    Rebate bans are immoral, they restrict free trade, price competition and innovation. IL did the right thing by defeating the bill.

    David Gorman/Broker

  • Dubai real estate portal

    Does anyone have an opinion on this issue – To view the Bill type into Google “HB4313″ -A special interest group called HCA started the bill – This bill is dead in its present form – The bill was going to remove buyers and sellers of a transaction from legally receive a Cash Rebates – Presently Illinois is a state the allows any kind of Rebates.

    The people that came up with this Bill (Real Estate firms like C21 and Remax) thought they could pull a fast one and get this bill snuck through quietly – To bad none of the local Chicago papers picked this new story up. I heard that the DOJ was looking into HB4313 because it reduces competition in the market place.

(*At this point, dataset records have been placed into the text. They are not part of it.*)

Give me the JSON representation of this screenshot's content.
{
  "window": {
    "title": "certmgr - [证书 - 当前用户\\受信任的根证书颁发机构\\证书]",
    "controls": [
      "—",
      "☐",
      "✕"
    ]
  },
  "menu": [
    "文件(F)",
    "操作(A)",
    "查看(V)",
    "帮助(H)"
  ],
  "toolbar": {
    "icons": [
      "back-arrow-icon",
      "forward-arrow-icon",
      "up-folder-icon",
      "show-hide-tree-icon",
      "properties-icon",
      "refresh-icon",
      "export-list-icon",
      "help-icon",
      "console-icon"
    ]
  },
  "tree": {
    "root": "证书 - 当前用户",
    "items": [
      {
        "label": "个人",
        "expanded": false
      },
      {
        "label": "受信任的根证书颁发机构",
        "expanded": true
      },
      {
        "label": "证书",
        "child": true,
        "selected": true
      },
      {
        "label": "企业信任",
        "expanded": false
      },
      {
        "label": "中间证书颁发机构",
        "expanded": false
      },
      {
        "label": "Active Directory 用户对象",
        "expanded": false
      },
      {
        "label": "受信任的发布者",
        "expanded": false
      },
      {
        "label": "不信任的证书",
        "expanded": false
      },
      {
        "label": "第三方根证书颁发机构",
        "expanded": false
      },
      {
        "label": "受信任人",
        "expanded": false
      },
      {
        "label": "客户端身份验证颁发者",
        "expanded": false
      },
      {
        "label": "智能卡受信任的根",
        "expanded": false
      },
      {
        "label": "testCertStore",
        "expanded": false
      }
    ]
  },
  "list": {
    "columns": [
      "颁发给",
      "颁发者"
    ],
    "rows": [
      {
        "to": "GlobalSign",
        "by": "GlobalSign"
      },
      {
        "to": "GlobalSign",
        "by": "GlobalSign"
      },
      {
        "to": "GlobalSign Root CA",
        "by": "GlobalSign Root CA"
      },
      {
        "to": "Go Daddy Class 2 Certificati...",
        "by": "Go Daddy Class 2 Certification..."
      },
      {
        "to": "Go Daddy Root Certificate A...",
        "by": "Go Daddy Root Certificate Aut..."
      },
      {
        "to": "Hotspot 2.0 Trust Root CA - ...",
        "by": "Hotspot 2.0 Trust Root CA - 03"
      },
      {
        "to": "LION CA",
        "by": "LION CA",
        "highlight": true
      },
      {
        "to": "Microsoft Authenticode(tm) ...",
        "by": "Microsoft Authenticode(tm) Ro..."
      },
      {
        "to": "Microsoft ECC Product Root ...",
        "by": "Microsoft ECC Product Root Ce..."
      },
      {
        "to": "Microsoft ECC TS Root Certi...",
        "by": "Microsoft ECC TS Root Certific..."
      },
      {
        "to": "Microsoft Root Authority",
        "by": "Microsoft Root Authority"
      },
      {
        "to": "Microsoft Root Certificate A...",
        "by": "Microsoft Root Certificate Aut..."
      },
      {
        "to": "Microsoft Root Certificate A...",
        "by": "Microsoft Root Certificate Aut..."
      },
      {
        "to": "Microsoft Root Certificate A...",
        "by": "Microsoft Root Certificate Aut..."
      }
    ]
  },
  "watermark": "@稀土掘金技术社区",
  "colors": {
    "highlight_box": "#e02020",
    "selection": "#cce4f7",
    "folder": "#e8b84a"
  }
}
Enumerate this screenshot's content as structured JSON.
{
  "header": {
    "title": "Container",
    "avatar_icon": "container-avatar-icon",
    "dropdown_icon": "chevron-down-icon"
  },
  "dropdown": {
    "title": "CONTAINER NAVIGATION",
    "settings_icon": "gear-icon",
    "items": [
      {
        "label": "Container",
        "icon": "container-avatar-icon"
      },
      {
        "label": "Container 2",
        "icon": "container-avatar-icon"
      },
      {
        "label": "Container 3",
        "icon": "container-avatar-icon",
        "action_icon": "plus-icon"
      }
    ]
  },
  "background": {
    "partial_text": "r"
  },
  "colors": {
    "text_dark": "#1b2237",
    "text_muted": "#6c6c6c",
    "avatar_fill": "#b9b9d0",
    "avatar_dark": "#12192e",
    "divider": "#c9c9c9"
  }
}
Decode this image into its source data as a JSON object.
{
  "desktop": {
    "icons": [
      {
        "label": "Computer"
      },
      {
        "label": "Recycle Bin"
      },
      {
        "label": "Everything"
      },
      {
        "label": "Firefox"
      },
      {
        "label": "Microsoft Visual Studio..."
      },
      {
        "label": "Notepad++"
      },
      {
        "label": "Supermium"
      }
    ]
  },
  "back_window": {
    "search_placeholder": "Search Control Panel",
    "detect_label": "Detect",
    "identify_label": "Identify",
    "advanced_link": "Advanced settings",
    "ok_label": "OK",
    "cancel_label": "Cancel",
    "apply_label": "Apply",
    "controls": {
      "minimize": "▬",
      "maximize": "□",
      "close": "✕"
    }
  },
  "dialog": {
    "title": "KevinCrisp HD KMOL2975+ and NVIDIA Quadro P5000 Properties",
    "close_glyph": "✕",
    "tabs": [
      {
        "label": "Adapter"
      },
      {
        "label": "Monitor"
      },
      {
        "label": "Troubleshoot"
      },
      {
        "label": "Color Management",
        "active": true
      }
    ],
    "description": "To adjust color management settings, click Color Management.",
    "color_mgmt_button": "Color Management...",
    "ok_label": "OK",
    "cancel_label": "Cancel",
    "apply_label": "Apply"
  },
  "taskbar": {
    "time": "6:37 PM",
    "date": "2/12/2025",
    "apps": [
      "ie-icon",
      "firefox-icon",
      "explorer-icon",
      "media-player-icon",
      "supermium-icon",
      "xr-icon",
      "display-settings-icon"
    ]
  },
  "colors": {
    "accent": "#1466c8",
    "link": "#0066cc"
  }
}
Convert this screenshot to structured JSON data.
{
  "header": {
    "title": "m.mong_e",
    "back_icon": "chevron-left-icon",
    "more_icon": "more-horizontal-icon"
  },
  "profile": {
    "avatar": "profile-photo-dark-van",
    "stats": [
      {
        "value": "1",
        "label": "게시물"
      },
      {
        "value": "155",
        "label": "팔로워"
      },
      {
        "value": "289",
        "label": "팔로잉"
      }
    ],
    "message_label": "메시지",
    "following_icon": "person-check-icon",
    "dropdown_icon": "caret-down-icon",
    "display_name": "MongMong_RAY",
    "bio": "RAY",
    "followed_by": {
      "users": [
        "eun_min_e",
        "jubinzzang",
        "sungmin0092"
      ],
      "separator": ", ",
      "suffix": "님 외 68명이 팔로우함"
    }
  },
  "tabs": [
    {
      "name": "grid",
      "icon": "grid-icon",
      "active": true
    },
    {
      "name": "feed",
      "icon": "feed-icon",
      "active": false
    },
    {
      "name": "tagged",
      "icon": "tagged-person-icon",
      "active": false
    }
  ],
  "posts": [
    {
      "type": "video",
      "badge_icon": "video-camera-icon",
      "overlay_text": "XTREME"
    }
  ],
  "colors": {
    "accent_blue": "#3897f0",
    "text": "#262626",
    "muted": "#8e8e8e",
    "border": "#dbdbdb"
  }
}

  • Linn Alure

    This is the eoewr article I have read in a wijeoieuir